4. Protect Yourself
Besides the above listed tips, there are some very practical ways you can guard yourself from unexpected curve balls. *Disclaimer: We are not financial or legal experts but offer the below examples based on previous experience.
Wedding Insurance – Simply put, it is an easy and affordable way (ranges $75.00-$235.00) to recoup some of your money due to well, almost anything unexpected. Good coverage can help reimburse you due to vendor bankruptcy, extreme weather, illness of a host or immediate family member, damage to special attire, stolen gifts and lost deposits to name a few. We like to recommend Markel Insurance but there are many options out there. Actual Claim Example from Markel: A venue went bankrupt 2 weeks before the insured’s event. Total Damaged paid out under Event Cancellation Coverage was just over $27,500.
Pay with Credit Cards – This varies greatly by bank of course but if a vendor or venue ghosts you (shame on them) with no warning and no refund you may have the option to report the purchase as fraud.

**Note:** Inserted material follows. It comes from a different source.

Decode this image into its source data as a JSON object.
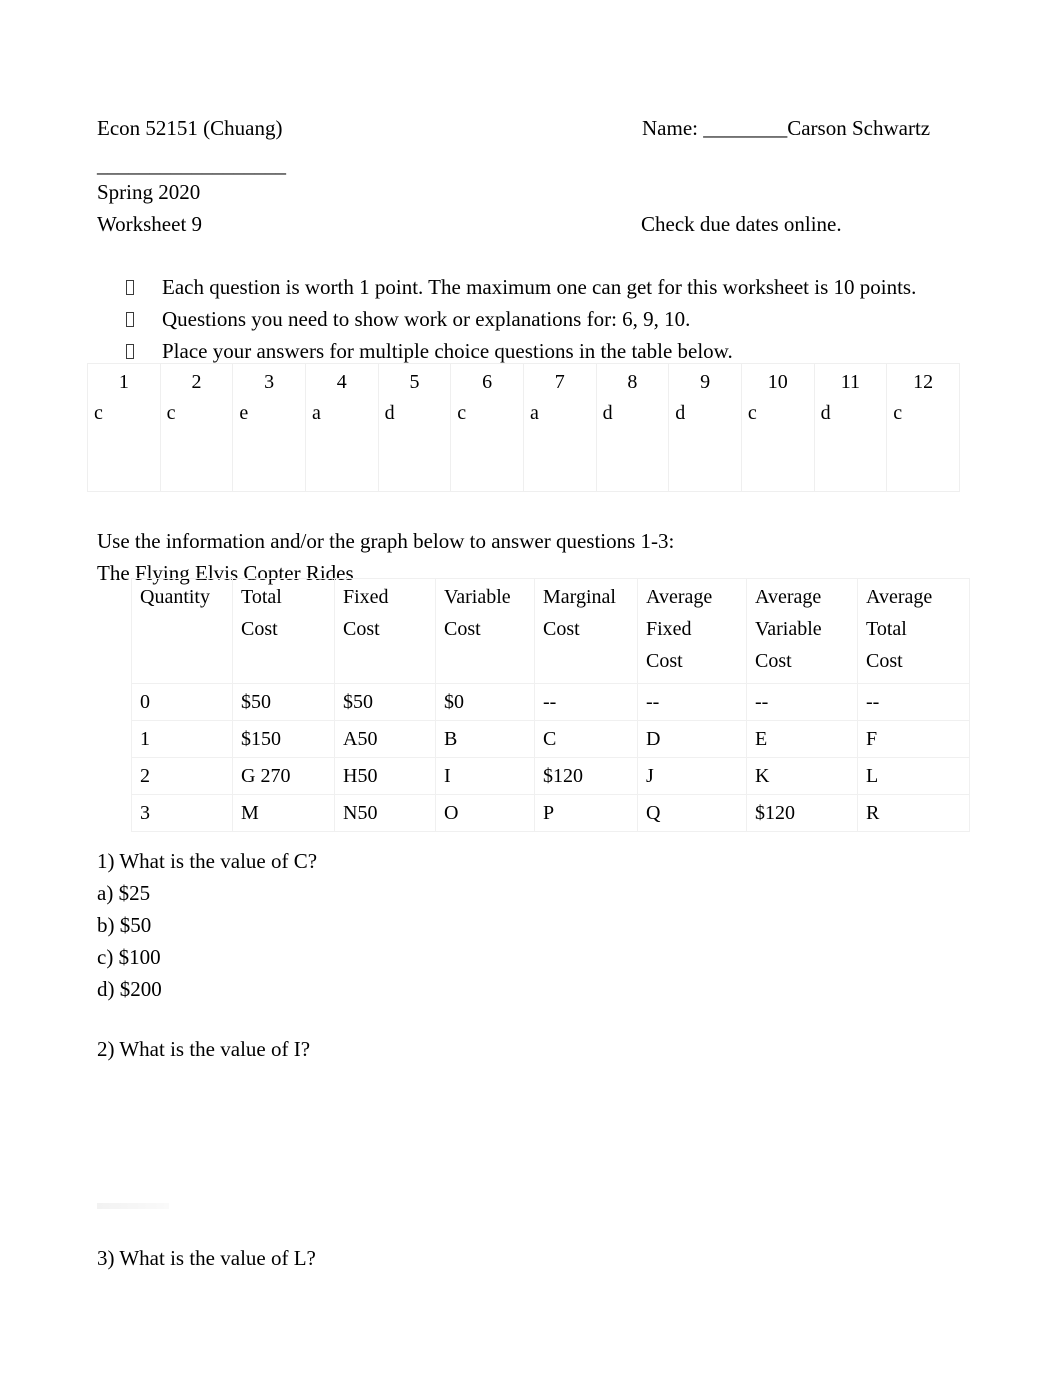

Work your Food and Beverage Minimum – This is a completely separate blog in the works BUT there are ways to protect yourself from attendee cancellations with your Catering contract. Basically, contract for a lower attendance than you actually expect, to allow for changes in guest travel plans. There is usually a percentage of adjustment also in the contract, so don’t go so low that you have to renegotiate when you get your final RSVPs. Again, have a very honest conversation with your caterer (or venue if they are providing food) so the agreement works for everyone. Or, ask your planner to take a look, of course! It’s their business, so of course, the initial catering quote will probably be that higher number. If you contract high and end up with less guests, no worries…everyone will get Filet Mignon, Premium Bar and Late Night Bites!

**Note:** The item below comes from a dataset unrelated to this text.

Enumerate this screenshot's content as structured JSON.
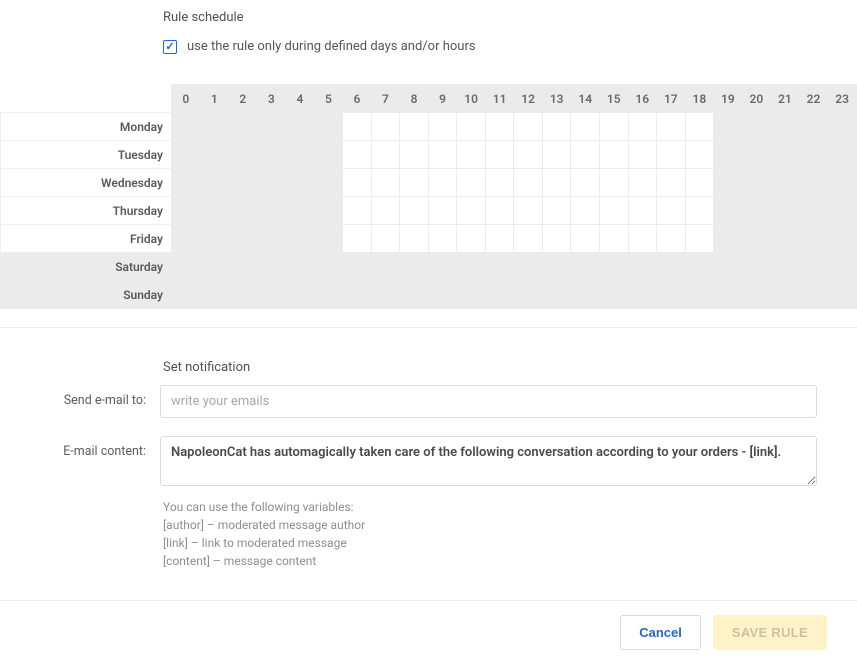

I know no one wants to be “that bride” or a groomzilla...
But as I mentioned before, there is nothing wrong with asking a lot of questions about a large investment you are making. The national average of almost $34,000.00 in the United Sates in 2019 according to The Knot’s 2019 Real Weddings Study. With that kind of cash, you can buy a brand new (nice) car or put a 20% down payment on a starter home!
And believe me, during our engagement, I was the one rolling my eyes when my husband asked our officiant what happens if he gets sick. A little wiser and more experienced now, I can’t imagine NOT asking those questions of your vendors. So, keep your head and get a plan together for these unpredictable times. Make sure you extensively interview your venues and vendors and remember to stay pleasant, understanding and flexible. Your hard work, planning and good attitude will go a long way!